TASK DESCRIPTION:
Find the string "images" in the data, and copy out each line that has it.
•••••
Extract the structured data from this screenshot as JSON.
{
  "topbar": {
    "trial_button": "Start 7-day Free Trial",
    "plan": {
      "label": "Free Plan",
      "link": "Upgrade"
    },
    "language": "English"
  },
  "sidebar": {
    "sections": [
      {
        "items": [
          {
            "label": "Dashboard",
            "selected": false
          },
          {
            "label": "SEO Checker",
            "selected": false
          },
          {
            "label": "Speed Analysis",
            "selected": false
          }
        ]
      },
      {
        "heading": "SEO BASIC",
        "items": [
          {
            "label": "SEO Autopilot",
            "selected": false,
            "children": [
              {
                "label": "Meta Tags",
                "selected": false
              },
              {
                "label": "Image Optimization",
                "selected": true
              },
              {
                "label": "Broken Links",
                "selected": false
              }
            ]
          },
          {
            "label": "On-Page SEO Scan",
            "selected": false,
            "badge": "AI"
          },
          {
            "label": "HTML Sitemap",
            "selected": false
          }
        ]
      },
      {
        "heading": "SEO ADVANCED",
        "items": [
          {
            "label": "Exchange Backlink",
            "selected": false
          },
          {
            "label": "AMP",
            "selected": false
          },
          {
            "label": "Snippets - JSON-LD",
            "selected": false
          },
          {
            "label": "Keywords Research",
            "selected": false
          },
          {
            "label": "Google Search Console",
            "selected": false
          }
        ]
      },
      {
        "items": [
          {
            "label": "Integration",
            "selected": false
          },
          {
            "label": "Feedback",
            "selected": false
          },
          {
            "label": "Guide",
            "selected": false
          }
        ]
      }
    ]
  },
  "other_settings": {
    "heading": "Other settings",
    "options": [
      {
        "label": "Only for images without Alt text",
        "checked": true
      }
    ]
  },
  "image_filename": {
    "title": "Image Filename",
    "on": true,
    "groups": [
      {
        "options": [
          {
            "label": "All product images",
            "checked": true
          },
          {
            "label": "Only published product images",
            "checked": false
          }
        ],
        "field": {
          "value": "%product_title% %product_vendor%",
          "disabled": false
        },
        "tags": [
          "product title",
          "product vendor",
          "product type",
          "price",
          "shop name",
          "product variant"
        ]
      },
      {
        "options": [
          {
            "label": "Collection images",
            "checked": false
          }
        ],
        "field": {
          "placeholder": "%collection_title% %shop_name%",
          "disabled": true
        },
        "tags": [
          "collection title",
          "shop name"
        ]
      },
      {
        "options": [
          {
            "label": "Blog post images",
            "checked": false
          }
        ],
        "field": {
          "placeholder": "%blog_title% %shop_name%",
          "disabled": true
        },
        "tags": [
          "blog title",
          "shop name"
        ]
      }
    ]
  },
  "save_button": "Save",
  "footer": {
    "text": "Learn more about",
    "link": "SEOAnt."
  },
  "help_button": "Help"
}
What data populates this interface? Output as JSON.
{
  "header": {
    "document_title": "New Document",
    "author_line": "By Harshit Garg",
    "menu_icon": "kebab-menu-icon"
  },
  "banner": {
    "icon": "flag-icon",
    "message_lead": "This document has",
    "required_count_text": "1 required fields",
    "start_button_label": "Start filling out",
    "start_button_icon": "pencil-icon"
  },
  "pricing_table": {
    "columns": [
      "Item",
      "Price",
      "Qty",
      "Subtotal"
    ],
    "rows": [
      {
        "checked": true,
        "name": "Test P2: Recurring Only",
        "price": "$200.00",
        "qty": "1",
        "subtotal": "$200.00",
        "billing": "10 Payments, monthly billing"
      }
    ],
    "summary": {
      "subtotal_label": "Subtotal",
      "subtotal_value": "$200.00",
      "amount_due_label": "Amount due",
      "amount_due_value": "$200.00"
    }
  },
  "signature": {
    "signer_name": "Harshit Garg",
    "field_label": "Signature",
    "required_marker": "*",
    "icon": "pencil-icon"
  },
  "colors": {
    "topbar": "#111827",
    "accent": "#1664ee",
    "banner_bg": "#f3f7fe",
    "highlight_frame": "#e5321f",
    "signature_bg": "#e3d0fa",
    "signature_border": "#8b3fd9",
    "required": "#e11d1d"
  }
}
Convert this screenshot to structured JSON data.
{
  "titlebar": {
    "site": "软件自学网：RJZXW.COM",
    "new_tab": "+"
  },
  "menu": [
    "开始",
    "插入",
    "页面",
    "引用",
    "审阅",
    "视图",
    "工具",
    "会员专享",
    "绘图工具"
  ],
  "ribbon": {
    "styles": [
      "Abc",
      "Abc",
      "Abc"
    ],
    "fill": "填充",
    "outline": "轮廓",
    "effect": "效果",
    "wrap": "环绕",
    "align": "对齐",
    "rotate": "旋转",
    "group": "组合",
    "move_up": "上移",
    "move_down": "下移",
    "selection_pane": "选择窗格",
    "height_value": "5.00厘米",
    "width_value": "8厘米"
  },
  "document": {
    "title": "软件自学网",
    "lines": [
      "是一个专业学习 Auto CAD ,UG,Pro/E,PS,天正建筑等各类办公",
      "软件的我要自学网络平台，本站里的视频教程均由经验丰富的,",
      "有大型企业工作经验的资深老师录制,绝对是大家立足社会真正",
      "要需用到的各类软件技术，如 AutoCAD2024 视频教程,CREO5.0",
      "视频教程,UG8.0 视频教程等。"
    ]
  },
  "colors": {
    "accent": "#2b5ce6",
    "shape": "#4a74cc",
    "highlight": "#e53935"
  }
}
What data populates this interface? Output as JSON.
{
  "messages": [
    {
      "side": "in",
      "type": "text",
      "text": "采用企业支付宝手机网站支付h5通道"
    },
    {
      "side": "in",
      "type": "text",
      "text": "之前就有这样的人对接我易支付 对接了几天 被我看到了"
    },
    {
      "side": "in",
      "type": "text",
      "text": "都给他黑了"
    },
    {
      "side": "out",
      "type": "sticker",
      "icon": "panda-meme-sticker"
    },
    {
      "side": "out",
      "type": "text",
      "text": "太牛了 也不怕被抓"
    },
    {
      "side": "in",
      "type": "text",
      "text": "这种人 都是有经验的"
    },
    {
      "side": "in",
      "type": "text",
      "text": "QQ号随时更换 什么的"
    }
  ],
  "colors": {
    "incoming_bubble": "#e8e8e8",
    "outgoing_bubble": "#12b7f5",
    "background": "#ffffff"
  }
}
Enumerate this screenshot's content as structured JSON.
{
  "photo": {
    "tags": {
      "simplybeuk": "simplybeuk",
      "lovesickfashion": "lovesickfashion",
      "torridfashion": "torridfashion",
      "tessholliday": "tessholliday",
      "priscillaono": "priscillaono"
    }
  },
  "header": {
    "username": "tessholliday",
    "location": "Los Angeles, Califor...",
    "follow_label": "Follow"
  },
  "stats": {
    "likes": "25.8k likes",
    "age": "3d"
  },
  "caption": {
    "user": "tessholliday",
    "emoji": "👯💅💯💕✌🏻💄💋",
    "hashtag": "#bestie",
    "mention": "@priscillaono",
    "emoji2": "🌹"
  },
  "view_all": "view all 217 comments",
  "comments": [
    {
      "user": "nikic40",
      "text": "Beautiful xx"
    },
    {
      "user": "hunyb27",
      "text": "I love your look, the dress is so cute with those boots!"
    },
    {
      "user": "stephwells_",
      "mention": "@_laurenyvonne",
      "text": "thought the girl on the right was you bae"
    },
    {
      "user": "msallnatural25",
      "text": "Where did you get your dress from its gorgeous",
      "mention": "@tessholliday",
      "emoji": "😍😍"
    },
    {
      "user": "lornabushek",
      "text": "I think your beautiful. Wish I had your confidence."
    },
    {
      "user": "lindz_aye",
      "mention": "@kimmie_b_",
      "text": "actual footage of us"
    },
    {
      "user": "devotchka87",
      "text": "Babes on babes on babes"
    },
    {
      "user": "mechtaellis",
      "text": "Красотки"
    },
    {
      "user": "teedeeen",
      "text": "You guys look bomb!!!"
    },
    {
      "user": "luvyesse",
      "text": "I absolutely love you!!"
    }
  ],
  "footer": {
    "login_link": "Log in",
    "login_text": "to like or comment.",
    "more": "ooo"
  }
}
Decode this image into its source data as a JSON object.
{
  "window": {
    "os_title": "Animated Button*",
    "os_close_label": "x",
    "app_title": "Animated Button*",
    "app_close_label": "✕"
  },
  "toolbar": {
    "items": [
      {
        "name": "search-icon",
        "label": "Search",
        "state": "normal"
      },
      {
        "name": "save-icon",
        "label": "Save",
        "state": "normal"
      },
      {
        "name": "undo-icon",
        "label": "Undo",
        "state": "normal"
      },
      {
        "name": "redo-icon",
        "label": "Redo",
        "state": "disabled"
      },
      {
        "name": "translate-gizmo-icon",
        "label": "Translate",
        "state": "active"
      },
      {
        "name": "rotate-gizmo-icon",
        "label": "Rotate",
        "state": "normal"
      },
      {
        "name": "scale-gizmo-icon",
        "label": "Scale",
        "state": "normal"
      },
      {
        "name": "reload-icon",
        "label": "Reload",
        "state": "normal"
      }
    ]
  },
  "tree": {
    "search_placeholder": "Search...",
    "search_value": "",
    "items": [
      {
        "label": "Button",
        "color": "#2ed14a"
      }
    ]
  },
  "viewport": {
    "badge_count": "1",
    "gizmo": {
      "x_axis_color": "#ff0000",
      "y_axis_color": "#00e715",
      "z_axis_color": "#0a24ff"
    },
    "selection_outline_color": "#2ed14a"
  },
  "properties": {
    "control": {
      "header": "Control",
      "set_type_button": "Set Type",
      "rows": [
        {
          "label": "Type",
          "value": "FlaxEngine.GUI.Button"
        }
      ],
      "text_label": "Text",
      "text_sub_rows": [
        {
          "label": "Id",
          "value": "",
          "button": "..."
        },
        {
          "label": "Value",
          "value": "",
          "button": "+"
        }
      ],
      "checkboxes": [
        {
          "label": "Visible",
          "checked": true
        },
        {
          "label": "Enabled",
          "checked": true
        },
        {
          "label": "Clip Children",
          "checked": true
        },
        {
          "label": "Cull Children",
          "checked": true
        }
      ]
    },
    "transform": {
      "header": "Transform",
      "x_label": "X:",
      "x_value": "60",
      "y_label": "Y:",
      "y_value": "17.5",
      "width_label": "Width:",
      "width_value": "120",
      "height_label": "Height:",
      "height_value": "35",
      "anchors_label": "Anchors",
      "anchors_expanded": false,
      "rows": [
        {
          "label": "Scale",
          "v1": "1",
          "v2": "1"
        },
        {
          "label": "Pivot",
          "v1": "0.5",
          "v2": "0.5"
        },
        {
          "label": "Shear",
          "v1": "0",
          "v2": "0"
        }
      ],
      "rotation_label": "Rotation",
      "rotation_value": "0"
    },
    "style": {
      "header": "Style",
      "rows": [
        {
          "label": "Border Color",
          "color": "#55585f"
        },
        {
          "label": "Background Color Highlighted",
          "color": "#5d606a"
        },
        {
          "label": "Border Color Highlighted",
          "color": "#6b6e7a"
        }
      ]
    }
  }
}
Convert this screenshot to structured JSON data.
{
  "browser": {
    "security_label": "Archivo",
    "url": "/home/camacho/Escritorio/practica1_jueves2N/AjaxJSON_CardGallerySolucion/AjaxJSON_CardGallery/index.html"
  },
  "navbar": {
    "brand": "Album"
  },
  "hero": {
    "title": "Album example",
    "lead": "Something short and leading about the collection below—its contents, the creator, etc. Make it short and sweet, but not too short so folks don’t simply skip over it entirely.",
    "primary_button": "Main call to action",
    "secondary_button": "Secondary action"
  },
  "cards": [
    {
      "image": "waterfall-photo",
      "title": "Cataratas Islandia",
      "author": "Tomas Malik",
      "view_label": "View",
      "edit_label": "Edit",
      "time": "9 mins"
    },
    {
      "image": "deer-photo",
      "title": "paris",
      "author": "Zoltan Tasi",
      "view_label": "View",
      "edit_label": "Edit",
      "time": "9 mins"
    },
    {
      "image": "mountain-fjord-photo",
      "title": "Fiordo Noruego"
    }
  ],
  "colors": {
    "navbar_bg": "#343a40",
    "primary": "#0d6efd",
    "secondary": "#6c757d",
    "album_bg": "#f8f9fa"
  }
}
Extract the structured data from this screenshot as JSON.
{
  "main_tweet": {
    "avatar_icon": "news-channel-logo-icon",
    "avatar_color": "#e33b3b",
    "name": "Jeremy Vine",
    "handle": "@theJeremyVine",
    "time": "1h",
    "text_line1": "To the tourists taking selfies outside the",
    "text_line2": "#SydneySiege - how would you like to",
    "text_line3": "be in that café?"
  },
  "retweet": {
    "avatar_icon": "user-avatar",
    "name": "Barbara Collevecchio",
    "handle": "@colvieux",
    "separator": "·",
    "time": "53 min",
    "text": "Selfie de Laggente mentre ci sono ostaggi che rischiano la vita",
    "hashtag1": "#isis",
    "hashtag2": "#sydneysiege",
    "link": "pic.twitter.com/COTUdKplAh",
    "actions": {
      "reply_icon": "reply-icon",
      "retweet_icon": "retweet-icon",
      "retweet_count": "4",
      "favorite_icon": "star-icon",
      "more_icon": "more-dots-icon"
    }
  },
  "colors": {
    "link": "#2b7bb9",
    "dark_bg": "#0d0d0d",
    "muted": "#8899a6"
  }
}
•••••
WRITTEN ANSWER:
        "label": "Only for images without Alt text",
            "label": "All product images",
            "label": "Only published product images",
            "label": "Collection images",
            "label": "Blog post images",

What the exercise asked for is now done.